:: Task objective ::
Where a line holds the word "Built", copy that line from the data below.

** Opening Exercise input block **

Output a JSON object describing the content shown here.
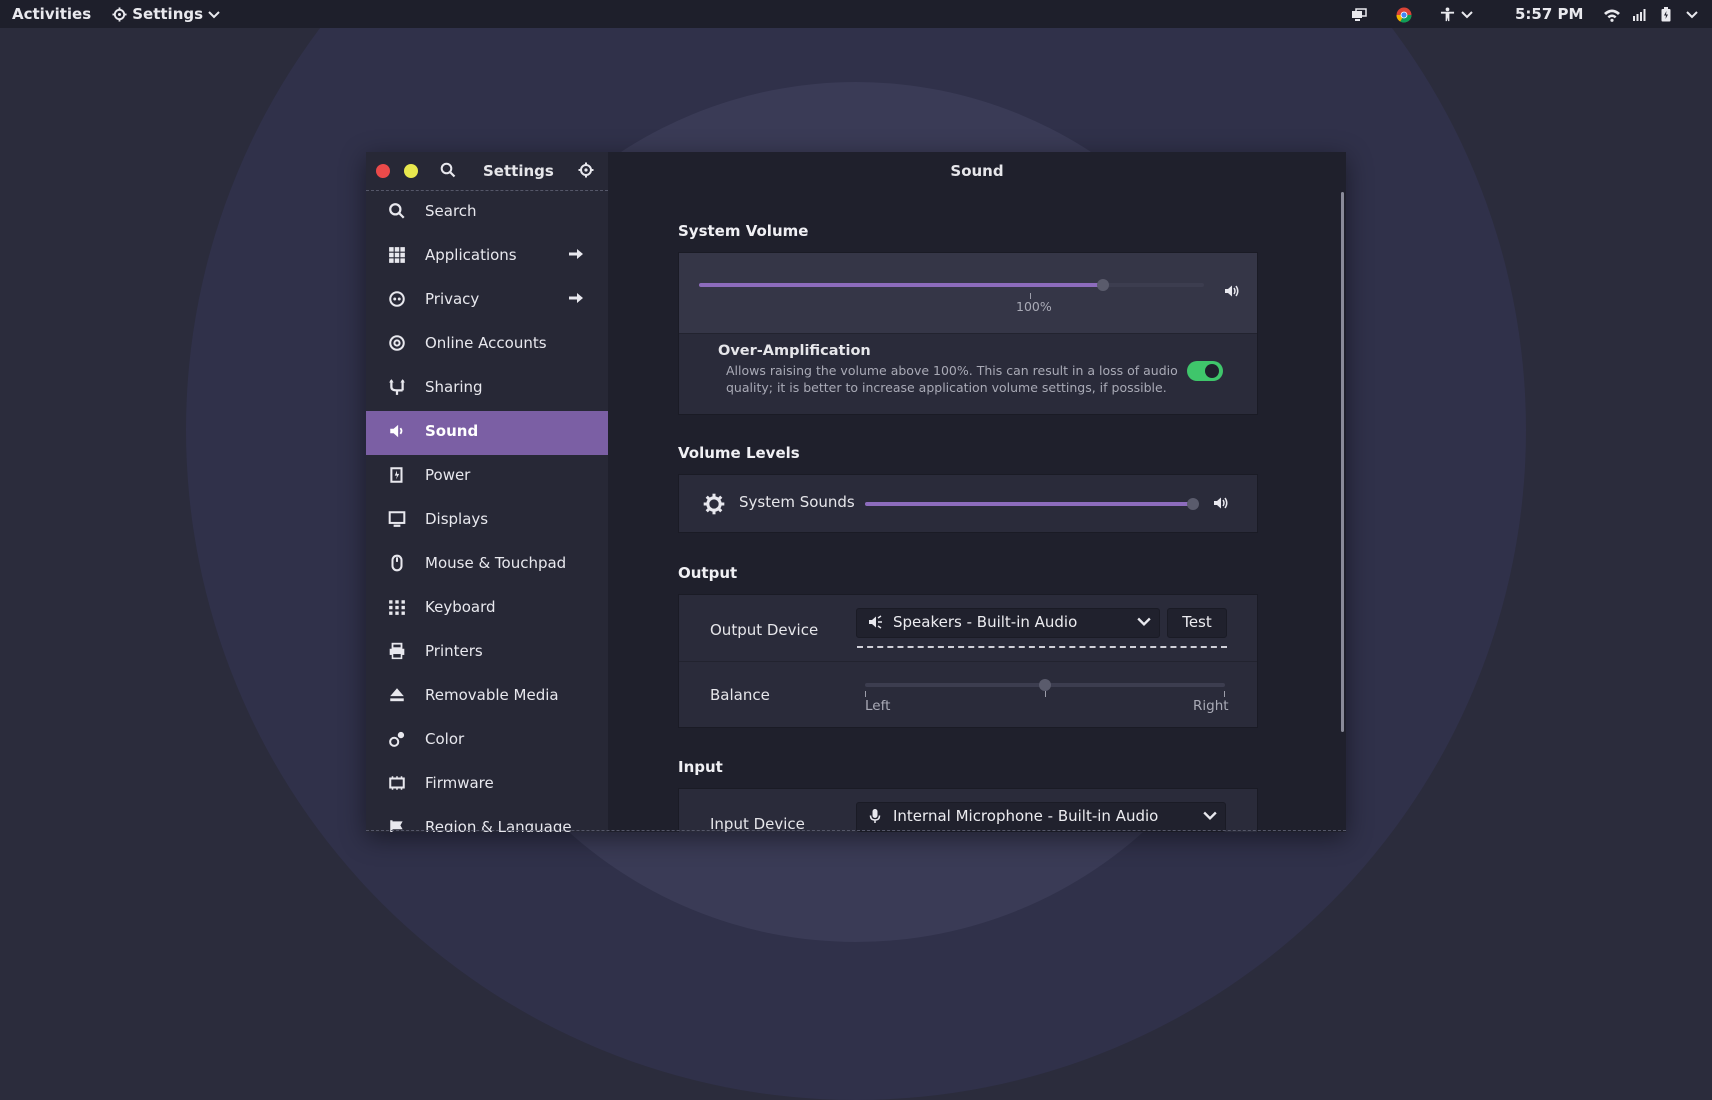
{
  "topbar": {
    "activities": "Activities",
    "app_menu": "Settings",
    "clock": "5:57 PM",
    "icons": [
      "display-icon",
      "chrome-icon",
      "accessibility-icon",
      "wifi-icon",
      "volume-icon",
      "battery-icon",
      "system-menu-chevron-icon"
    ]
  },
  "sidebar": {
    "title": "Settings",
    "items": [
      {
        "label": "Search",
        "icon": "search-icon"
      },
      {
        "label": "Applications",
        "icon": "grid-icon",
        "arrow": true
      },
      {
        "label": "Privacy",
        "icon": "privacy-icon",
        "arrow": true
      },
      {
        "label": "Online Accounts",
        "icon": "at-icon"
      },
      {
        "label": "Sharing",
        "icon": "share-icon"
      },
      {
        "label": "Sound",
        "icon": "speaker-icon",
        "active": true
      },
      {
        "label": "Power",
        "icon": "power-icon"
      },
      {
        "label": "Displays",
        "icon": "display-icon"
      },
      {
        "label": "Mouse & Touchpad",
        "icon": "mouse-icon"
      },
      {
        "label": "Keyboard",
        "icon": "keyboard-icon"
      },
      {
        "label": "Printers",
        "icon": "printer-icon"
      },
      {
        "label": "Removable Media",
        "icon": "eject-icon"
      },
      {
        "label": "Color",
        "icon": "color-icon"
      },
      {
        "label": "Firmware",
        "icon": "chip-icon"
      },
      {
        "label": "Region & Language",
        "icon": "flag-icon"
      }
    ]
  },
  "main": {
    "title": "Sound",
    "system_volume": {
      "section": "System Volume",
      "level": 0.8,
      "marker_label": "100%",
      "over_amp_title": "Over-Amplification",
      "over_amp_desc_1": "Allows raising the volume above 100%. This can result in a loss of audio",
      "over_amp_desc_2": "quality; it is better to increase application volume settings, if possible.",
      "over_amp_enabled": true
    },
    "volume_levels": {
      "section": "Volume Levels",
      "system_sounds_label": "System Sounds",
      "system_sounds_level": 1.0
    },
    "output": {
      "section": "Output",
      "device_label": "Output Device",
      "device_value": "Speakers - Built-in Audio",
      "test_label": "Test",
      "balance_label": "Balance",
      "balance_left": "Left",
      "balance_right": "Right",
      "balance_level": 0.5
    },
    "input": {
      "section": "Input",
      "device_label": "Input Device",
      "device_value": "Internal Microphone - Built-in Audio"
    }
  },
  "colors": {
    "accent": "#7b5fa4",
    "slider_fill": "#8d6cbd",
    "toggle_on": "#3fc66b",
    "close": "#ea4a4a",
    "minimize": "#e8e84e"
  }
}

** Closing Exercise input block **
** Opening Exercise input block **

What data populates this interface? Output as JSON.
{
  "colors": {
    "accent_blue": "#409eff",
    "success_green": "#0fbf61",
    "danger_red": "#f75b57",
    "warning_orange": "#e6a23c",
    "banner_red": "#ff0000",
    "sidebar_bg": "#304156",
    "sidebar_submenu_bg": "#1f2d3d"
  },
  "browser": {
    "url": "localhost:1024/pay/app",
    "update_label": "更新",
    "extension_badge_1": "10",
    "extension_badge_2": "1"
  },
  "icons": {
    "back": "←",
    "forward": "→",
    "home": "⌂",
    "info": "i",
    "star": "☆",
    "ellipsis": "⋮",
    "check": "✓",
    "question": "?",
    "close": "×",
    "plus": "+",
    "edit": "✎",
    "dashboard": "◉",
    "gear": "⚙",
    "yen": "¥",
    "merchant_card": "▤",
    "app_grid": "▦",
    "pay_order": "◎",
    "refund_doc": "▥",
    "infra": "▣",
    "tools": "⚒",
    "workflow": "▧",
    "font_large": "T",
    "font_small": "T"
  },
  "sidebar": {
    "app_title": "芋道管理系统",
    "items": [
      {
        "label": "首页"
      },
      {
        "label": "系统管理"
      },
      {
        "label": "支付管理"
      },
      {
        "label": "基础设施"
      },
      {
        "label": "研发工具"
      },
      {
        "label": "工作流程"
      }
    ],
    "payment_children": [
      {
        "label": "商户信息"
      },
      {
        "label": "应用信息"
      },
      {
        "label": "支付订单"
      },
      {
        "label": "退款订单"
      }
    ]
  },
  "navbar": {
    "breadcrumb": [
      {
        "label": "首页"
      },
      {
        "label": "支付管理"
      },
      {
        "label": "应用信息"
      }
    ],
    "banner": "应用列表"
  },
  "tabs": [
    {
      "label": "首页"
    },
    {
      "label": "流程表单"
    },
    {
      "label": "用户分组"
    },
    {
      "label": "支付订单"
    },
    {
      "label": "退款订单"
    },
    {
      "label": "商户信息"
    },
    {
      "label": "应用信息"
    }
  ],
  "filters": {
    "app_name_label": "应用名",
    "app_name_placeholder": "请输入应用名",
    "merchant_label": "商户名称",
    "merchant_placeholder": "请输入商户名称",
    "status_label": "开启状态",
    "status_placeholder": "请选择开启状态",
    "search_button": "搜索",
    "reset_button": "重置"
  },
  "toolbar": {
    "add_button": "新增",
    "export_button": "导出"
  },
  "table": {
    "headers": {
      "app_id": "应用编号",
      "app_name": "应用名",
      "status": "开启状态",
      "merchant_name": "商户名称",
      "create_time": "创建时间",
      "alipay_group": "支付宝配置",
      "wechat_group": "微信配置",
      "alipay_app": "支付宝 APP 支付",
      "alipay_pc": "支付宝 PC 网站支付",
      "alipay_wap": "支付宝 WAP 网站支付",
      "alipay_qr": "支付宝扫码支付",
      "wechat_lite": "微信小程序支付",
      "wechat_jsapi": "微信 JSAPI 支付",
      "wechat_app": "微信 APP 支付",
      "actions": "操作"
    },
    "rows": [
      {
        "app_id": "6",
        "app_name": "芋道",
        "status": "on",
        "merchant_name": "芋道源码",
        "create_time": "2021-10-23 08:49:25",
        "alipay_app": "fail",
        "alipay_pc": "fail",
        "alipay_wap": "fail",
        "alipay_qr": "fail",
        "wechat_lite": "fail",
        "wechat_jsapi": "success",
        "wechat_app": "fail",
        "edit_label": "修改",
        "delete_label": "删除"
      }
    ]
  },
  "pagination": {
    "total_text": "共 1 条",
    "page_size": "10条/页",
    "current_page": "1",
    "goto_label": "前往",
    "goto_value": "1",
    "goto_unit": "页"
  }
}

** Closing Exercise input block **

:: The completed task ::
      "device_value": "Speakers - Built-in Audio",
      "device_value": "Internal Microphone - Built-in Audio"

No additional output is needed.